The fellows spearheaded projects to increase voter turnout among naturalized citizens, researched key elements for responsible and equitable drug policy, and did research on public transit and its environmental impact.
“We developed the projects much like we do for High Road,” said Lou Jean Fleron, High Road Fellowship director. “We ask that it be a project that will really give the students some policy work. Our partners form a project that they want a student to do, we work with them to refine it and the student also has some input into that process.”
For Blanchard, the project provided her the freedom to create workshops based on her research.
“Buffalo has a large refugee population in general, and the district that Ryan represents contains a lot of them,” Blanchard said. “He gave me a broad prompt to do research on the refugee communities and see some of the difficulties they’re facing, specifically to voting and becoming citizens.”
Blanchard created a survey and conducted interviews to identify the difficulties these populations have in becoming citizens and, once they are citizens, their barriers to voting. She found that the main obstacle for naturalized citizens is a lack of education on how the voting system works.
Her solution was to partner with High Roads fellow Livvie Smith ’22, who spent the summer working at an area community health center. They held a pair of voting rights workshops for people in the process of becoming citizens, about the right to vote and the voting process.
“We even did a sample election to get them excited and encouraged about voting,” Blanchard said. “It was super cool to see them get excited about the process. And the project got me more excited about a possible future in public policy or in a politician’s office.”
For Lau and Palms, much of their work centered on research and interacting with constituents.
Working with Kennedy, chairman of the Senate Transportation Committee, Lau did research on the past 50 years of public-purpose bonds. She analyzed which bonds passed and which failed, and studied the scope of each bond, the language used and the percentage of people voting for or against the bill.

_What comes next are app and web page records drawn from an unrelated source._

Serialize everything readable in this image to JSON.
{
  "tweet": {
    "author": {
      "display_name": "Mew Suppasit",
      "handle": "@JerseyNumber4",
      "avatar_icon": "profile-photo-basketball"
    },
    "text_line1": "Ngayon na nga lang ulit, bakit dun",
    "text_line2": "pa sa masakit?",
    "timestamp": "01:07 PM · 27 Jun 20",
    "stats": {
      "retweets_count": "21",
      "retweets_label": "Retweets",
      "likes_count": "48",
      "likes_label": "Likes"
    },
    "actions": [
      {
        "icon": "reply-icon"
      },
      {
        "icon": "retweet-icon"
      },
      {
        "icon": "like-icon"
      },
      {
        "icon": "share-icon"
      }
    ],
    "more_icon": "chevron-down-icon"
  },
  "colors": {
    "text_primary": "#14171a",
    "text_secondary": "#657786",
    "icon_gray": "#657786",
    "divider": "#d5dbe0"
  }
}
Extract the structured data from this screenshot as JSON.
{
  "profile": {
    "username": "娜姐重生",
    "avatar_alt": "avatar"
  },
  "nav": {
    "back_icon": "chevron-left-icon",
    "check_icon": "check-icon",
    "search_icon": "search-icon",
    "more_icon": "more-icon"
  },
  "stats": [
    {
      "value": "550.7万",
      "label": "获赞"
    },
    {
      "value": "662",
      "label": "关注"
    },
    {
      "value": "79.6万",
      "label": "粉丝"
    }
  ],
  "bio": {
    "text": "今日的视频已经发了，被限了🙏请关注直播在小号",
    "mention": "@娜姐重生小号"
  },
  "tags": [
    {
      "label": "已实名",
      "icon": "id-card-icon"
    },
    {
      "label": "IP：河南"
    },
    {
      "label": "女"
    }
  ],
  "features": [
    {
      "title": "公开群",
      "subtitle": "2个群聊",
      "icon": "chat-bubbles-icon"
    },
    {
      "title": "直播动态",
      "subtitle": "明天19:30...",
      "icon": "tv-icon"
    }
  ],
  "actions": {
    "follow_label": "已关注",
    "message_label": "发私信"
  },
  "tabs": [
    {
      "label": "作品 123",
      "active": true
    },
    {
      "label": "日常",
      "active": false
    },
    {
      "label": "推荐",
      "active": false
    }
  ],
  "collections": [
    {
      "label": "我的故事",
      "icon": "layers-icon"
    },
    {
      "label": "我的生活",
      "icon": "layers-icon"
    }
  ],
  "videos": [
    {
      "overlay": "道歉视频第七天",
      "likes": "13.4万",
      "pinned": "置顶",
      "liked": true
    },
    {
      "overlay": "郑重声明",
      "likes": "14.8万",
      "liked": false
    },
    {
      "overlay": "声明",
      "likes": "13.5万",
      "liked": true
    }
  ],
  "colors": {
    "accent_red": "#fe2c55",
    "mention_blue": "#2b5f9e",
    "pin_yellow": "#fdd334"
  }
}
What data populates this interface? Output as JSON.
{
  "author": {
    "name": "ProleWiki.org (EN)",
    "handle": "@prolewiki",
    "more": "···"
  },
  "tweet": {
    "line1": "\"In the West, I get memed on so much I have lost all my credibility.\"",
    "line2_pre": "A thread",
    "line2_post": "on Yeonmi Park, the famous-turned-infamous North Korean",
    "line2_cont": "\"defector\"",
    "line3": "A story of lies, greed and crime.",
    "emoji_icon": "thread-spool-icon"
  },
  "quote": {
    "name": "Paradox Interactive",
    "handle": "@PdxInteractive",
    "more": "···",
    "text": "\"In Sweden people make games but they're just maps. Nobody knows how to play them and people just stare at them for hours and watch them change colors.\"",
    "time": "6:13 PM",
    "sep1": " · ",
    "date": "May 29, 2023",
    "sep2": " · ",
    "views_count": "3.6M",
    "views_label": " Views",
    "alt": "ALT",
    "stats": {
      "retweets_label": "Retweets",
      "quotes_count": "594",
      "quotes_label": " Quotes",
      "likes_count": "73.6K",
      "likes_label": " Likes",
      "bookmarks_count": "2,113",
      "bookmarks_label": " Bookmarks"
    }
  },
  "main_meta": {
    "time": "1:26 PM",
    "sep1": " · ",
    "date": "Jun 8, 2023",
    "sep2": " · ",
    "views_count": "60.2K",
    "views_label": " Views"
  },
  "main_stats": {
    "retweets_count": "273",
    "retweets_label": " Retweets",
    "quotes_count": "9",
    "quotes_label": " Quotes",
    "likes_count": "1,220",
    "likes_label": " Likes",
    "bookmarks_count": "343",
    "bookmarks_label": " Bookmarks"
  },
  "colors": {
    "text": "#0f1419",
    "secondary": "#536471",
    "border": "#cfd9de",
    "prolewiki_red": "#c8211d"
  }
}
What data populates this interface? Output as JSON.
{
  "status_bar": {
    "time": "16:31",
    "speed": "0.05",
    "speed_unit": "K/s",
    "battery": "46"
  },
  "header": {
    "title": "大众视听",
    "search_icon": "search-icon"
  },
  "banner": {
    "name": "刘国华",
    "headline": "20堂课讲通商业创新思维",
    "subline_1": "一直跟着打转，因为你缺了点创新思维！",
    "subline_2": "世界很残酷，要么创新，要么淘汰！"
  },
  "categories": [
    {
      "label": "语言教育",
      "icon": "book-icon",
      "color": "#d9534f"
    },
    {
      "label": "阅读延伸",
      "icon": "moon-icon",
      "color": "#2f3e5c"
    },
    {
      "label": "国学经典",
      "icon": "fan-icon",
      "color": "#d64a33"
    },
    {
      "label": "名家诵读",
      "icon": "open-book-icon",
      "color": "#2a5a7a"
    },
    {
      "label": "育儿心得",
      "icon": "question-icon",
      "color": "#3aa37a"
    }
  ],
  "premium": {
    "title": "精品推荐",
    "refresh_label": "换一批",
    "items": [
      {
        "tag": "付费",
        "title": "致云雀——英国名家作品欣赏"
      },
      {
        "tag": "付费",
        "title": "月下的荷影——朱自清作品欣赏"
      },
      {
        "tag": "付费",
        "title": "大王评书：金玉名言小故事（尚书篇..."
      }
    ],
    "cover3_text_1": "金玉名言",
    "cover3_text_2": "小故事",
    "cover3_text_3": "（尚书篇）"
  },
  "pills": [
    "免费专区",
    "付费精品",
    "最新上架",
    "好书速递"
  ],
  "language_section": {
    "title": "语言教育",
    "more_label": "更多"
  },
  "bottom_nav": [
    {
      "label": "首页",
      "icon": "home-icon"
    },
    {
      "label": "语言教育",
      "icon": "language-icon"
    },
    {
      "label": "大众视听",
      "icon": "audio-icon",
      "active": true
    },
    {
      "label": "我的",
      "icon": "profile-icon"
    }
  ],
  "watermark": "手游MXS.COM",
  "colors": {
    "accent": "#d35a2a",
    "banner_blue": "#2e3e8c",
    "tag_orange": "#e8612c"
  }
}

Lau also did research on different forms of sustainable transportation in the U.S. to discern which types were used to promote a more environmentally friendly setting.
“Doing a lot of research on bills has made me want to focus more on policy work,” Lau said. “I feel like policy is the forefront of change. If it passes it becomes the law, and I think that by helping shape policy then I can reform what needs to be changed.”
Palmer worked with Peoples-Stokeson the Marijuana Regulation and Taxation Act, which failed to land on the Senate floor before the session ended in June. Peoples-Stokes intends to revamp the bill and push for it in future sessions.
“It was pretty close [to passing this session],” Palmer said. “I think it came down to specifically the business side of the bill. So, I conducted extra research to see how to rework the bill for next session.”
According to all three Working on Democracy fellows, the experience helped illustrate the possibilities of working in public service and for the greater good. That reaction, Fleron said, is exactly why the program was created.
“The program comes from a recognition of how important public service is,” she said. “It’s based on the idea that if democracy is to work, government and government service needs to be valued as an important endeavor – worthy of career aspirations.”
Julie Greco is a communications specialist with the ILR School.